> [HOW TO COMPLETE THIS TASK]:
If a line in the listing carries the word "from", return a copy of that line.

> [SUPPLIED INFORMATION]:
+++++

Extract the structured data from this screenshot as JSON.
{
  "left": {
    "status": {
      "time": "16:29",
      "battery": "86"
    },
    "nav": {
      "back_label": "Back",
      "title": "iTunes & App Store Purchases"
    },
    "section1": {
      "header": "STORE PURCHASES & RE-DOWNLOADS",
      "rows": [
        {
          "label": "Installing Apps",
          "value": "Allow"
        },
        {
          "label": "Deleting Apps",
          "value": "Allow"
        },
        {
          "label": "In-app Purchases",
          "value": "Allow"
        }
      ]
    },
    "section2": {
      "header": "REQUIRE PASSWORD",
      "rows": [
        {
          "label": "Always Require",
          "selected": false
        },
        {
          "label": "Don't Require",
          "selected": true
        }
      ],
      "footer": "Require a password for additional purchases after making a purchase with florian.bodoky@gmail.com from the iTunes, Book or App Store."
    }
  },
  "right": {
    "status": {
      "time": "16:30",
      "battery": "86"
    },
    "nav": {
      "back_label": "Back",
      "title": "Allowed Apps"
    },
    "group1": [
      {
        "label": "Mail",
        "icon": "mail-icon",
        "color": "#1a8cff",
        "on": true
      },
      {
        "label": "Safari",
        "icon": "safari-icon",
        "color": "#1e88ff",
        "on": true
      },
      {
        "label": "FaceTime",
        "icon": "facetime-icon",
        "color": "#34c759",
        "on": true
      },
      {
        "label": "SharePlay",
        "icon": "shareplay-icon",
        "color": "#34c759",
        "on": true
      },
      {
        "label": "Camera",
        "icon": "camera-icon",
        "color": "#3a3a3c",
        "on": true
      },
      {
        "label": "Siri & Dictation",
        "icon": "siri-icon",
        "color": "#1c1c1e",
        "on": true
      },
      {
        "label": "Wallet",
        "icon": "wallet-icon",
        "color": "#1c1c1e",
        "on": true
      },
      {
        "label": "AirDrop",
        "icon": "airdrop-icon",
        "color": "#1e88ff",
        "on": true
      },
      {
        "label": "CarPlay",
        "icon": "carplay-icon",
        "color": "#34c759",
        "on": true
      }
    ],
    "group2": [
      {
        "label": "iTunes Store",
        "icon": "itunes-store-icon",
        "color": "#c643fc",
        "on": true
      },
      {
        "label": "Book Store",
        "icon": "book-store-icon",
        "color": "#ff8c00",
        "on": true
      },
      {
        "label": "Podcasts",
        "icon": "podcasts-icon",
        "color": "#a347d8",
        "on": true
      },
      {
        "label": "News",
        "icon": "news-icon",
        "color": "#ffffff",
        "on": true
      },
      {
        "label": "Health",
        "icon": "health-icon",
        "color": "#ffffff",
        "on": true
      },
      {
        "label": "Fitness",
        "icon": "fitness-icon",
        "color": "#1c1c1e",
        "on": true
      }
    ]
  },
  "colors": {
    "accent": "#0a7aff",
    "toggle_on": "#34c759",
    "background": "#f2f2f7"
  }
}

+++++

> [RESULT]:
Extract the structured data from this screenshot as JSON.
      "footer": "Require a password for additional purchases after making a purchase with florian.bodoky@gmail.com from the iTunes, Book or App Store."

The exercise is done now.